The most important thing an oxygen user needs to know is their level of dependence. Supplemental oxygen use is common for issues ranging from sleep apnea to lung cancer. An oxygen user needs to consider if their condition needs constant oxygen or supplemental oxygen at certain parts of the day. It’s important to know how long it is safe to be without oxygen and plan accordingly.

Clay Electric Co-operative is proud of the reliability of its system, but outages happen. If 24/7 oxygen use is a medical requirement, a plan needs to be in place should the power go out. So, what do you need to do?

Inform your power provider.

Clay Electric Co-operative keeps files on known oxygen users and other members with medical conditions that need to be a priority during an outage situation. In the event of a major outage, crews will attempt to prioritize restoration of members with existing medical issues. We cannot do this if we do not know about the medical need.

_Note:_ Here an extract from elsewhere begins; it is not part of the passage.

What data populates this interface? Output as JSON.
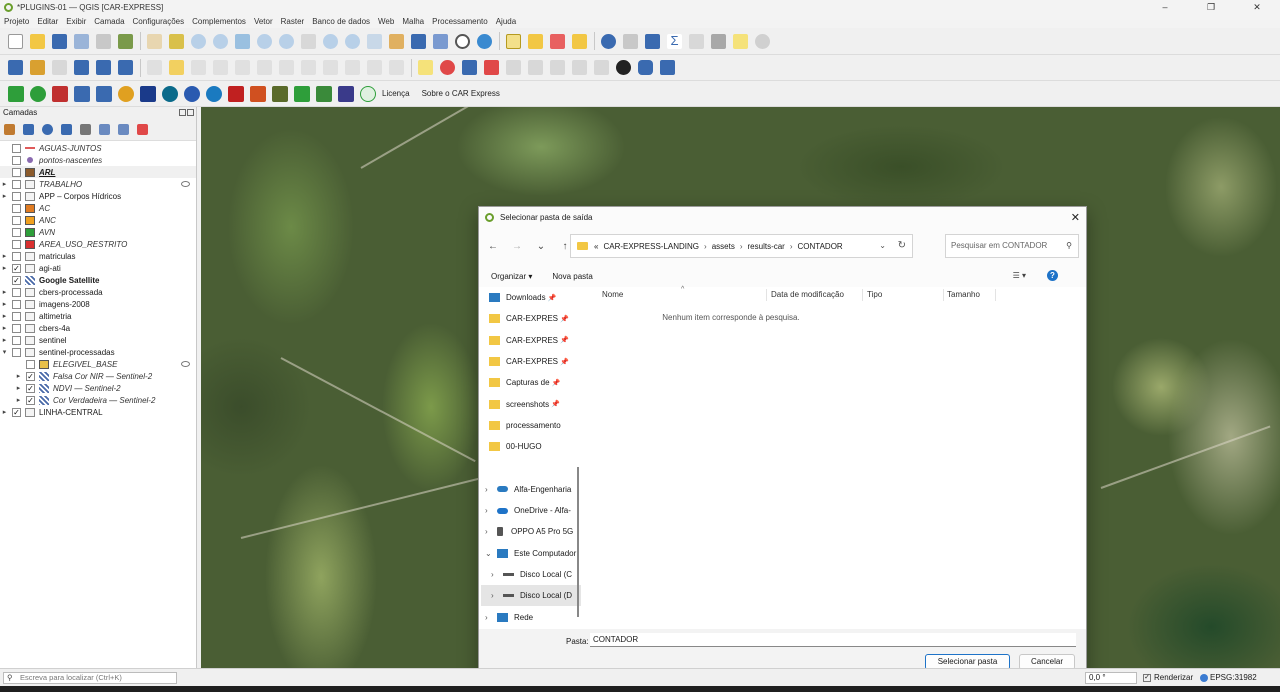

Plan for a back-up.

Many oxygen concentrators have battery backups. Having extra charged batteries around is a simple way to get through the more routine short outages that happen from time to time. Know how long your concentrator can run on battery backup so you can plan accordingly.

Installing an electric generator has many positives for our members. Maintaining power during an outage situation with a properly installed generator backup lets our members continue with their lives uninterrupted. Emergency generators come in many shapes and sizes with many features. Understanding how your generator functions and maintaining it is as important as having it. If the power goes off and there’s no gas in the generator, you might as well not have one.

The simplest backup plan is to have a supply of oxygen tanks. Many individuals that use oxygen already have a few for travel. Having a few filled oxygen tanks can get you through most short-term outages. Medical gasses are very stable, so the FDA does not require they be labeled with expiration dates. It’s important, however, to check the gauge and valve regularly to make sure there is no damage to the mechanism or leaks. Most medical supply companies will label tanks with how many minutes they will last, if your tanks aren’t labeled this way, it is encouraged that you mark the tank yourself. Always remember that oxygen is a flammable gas and must be kept away from open flames, gas and smoke.

Be ready to make medical adjustments.

While not optimal, in an emergency it might be necessary to reduce your oxygen flow rate to increase the longevity of your supply. You should talk to your doctor about what is safe for you to do in an emergency. If you need to conserve oxygen, it is important to stay calm and reduce strenuous activity as much as possible.

Find a support team.

If you have a diagnosis that makes you reliant on medical devices, you should have a group of people to call should an emergency arise. They can be family, friends, co-workers, or neighbors so long as they are willing to lend a hand. They should be nearby so they can get to you quickly if the need arises.

You should plan to be able to move if needed. Have a list of what you need to take with you should you have to go. Travel oxygen, medications, etc. It’s also a good idea to have written instructions on how to operate your oxygen device should someone helping you need to set it up.

Your cooperative is dedicated to its membership. As your trusted energy partner, we need to know if you need priority power restoration. Please contact Clay Electric Co-operative if you are oxygen dependent or otherwise have a medical diagnosis that requires powered machinery to treat. Your safety is our number one priority.